Let’s Talk…How to talk about suicide

How do you talk about this serious issues without glamorizing it? Well education to co-occurring disorders is the start.

Did you know, People with mental health disorders sometimes do not address their substance use because they don’t believe it is relevant to their problems such as:

  • Depression. In some cases, individuals may start to abuse a substance to mask the symptoms of depression.

  • Bipolar disorder. Those with bipolar disorder — a condition that causes alternating cycles of depression— may attempt to smooth out mood swings with alcohol.

  • Anxiety. Alcohol abuse is more common in both men and women with anxiety disorders.

  • Schizophrenia. Psychotic symptoms, such as hallucinations and delusions, may lead to substance abuse as a way to ease the distress that these symptoms can cause. And because of masking their symptoms suicide becomes an option.

 Did you know more people die in the U.S. by suicide than in car accidents?  according to a 2013 Centers for Disease Control and Prevention study.

Most people who commit suicide do exhibit warning signs such as talking about wanting to die or about feeling hopeless and without a purpose; increasing alcohol or drug use; displaying extreme mood swings; or withdrawing and feeling isolated.


I tell you how many more will have to die before society opens their eyes that co-Occurring disorders and mental health affects us all!

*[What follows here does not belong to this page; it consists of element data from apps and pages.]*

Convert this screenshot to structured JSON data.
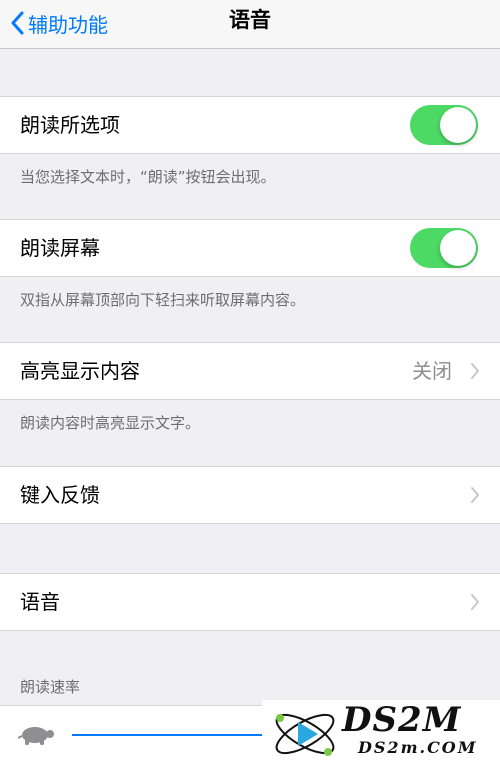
{
  "nav": {
    "back_label": "辅助功能",
    "title": "语音"
  },
  "speak_selection": {
    "label": "朗读所选项",
    "on": true,
    "footer": "当您选择文本时，“朗读”按钮会出现。"
  },
  "speak_screen": {
    "label": "朗读屏幕",
    "on": true,
    "footer": "双指从屏幕顶部向下轻扫来听取屏幕内容。"
  },
  "highlight": {
    "label": "高亮显示内容",
    "value": "关闭",
    "footer": "朗读内容时高亮显示文字。"
  },
  "typing_feedback": {
    "label": "键入反馈"
  },
  "voices": {
    "label": "语音"
  },
  "speaking_rate": {
    "header": "朗读速率"
  },
  "watermark": {
    "brand": "DS2M",
    "url": "DS2m.COM"
  },
  "colors": {
    "accent": "#007aff",
    "toggle_on": "#4cd964",
    "background": "#efeff4"
  }
}
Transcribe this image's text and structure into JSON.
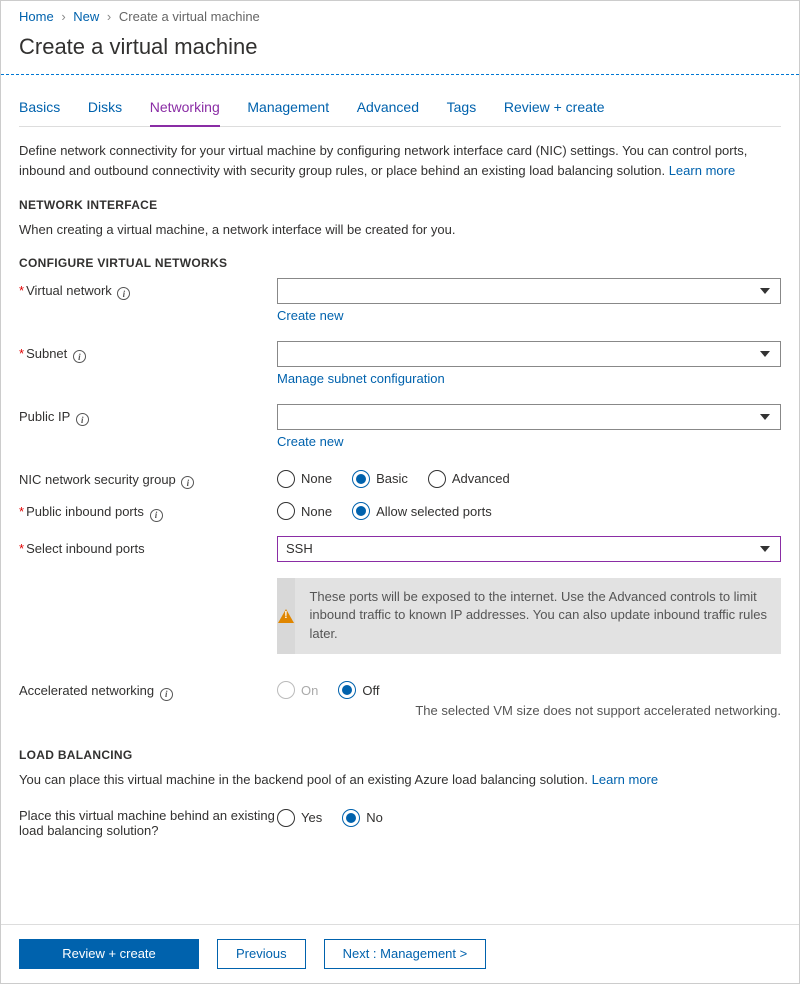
{
  "breadcrumb": {
    "home": "Home",
    "new": "New",
    "current": "Create a virtual machine"
  },
  "title": "Create a virtual machine",
  "tabs": {
    "basics": "Basics",
    "disks": "Disks",
    "networking": "Networking",
    "management": "Management",
    "advanced": "Advanced",
    "tags": "Tags",
    "review": "Review + create"
  },
  "intro": "Define network connectivity for your virtual machine by configuring network interface card (NIC) settings. You can control ports, inbound and outbound connectivity with security group rules, or place behind an existing load balancing solution.  ",
  "learn_more": "Learn more",
  "network_interface": {
    "heading": "NETWORK INTERFACE",
    "desc": "When creating a virtual machine, a network interface will be created for you."
  },
  "configure": {
    "heading": "CONFIGURE VIRTUAL NETWORKS",
    "virtual_network_label": "Virtual network",
    "virtual_network_value": "",
    "create_new": "Create new",
    "subnet_label": "Subnet",
    "subnet_value": "",
    "manage_subnet": "Manage subnet configuration",
    "public_ip_label": "Public IP",
    "public_ip_value": "",
    "nsg_label": "NIC network security group",
    "nsg_options": {
      "none": "None",
      "basic": "Basic",
      "advanced": "Advanced"
    },
    "inbound_label": "Public inbound ports",
    "inbound_options": {
      "none": "None",
      "allow": "Allow selected ports"
    },
    "select_ports_label": "Select inbound ports",
    "select_ports_value": "SSH",
    "warning": "These ports will be exposed to the internet. Use the Advanced controls to limit inbound traffic to known IP addresses. You can also update inbound traffic rules later.",
    "accel_label": "Accelerated networking",
    "accel_options": {
      "on": "On",
      "off": "Off"
    },
    "accel_note": "The selected VM size does not support accelerated networking."
  },
  "load_balancing": {
    "heading": "LOAD BALANCING",
    "desc": "You can place this virtual machine in the backend pool of an existing Azure load balancing solution.  ",
    "learn_more": "Learn more",
    "place_label": "Place this virtual machine behind an existing load balancing solution?",
    "options": {
      "yes": "Yes",
      "no": "No"
    }
  },
  "footer": {
    "review": "Review + create",
    "previous": "Previous",
    "next": "Next : Management >"
  }
}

We must tell Congress we need more funding concerning co-occurring disorders and integrative care treatment.

We must  educate and advocate for change!